Imagine if Tyson got a rematch agaisnt Buster Douglas and broke his own arm. Does that mean Douglas "beat" Tyson twice? No, but remember that Buster took a hard shot early in the fight and got back up to eventually KO Tyson. Maybe anyone could have done that had they the chance in Japan against a Tyson with the flu and a time change. Maybe. It was Weidman's chance then and last night. But it will always be packaged as "Silva clowned around" and then "Silva broke his leg" even though Weidman popped Silva good and defended against the leg kick. The next fight (Belfort?) will be very interesting.
And how good does he look for the UFC? Confident but grateful. Christian but aggressive. Young, handsome, undefeated, and American. They can sell that guy to lots of sponsors, and they need to. They lost GSP and Silva in little over one month.
"To be the man, you gotta beat demands." -- The Lovely Mrs. Tracker
Originally posted by Matt TrackerAnd how good does he look for the UFC? Confident but grateful. Christian but aggressive. Young, handsome, undefeated, and American. They can sell that guy to lots of sponsors, and they need to. They lost GSP and Silva in little over one month.
Can't wait for UFC's New Generation marketing campaign.
That kick was brutal. Obviously, a lot of us have seen Sid's which was probably worse but that still didn't make Silva's any less cringe-worthy. Especially since he's one of the best fighters UFC ever had (maybe THE best?). I don't know how much longer he was planning to go, but I wouldn't imagine he was going to be in UFC for too much longer. Still, it sucks that it ended like that.
Originally posted by Matt TrackerSilva lost both times because of actions he took. No, of course, he didn't try to break his leg, but still.
I've been thinking about this a lot.
MAYBE if Silva doesn't get into the bad habit of toying with his opponents, then...
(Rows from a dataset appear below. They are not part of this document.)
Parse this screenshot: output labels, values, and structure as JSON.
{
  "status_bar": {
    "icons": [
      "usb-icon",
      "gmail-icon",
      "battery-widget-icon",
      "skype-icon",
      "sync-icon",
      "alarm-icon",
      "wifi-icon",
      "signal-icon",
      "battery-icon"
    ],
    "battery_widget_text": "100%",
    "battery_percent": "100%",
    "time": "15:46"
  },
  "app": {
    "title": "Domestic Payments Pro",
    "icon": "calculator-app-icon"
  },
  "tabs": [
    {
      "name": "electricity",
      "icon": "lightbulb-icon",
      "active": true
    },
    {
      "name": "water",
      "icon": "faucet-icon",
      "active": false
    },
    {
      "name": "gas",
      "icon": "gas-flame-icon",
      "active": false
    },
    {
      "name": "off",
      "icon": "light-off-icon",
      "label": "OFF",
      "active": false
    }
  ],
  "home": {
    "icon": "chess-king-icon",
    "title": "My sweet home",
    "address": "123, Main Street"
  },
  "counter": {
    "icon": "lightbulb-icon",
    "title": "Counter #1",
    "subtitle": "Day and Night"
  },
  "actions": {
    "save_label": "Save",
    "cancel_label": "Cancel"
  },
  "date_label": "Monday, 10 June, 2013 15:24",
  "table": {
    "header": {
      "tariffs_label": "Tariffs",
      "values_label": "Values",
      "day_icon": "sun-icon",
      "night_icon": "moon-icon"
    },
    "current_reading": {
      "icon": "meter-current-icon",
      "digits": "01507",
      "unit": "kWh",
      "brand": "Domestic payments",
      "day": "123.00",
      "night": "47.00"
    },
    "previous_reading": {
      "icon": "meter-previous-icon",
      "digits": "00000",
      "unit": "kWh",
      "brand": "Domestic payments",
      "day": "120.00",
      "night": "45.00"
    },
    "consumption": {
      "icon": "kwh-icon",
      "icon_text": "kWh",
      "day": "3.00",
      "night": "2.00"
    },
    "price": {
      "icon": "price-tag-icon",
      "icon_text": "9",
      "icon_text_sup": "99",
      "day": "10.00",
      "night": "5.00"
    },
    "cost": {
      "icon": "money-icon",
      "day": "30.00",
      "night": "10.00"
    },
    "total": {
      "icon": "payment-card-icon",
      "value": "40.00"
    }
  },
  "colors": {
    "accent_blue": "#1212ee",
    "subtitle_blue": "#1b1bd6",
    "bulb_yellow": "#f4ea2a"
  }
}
The whole thing kind of breaks down here, because it wasn't a bad habit--it was his primary strategy. Silva's biggest strength has always been his counterstriking and his biggest weakness has always been his takedown defense (remember when he almost got pounded out by Travis goddamn Lutter?): The taunting and toying was his avenue for exploiting both. By not moving or fighting the way strikers expect strikers to fight he forced them to overcommit on their attacks and leave big countering opportunities (best example: Forrest), and by keeping at range with his hands down he was in better position to stuff takedowns from frustrated grapplers who felt they had to enter from extreme distance (best example: Maia).
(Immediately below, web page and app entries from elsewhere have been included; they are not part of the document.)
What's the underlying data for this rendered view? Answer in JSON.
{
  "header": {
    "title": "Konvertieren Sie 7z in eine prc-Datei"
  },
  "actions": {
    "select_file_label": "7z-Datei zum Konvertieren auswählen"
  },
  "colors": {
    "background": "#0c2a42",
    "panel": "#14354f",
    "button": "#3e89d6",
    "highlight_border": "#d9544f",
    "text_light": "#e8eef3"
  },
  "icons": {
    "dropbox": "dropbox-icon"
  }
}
Everyone went back and decried the dancing and toying after Weidman knocked him out, but dancing and toying is the strategy that got him incredible knockouts over four world champions. His problem wasn't that he was doing it, it's that he didn't have anything to fall back on when someone figured it out.
Originally posted by StaggerLeeRegardless of the hows and whys, he got knocked out for showboating, and he lost the rematch. Plain and simple. None of those get an asterisk by them. They're both losses.
Of course they're both fair-n-square losses, but I think they'll both get "what if/we'll never know"-type asterisks a few years from now. Especially the second one.
http://www.wrestlingobserver.com/wo/news/headlines/default.asp?aID=20209 Well, so much for the era of Sherk as the dominant champ. If UFC wanted to gain some good pub for itself in the wake of this (and in the wake of the Benoit/Bonds controversy)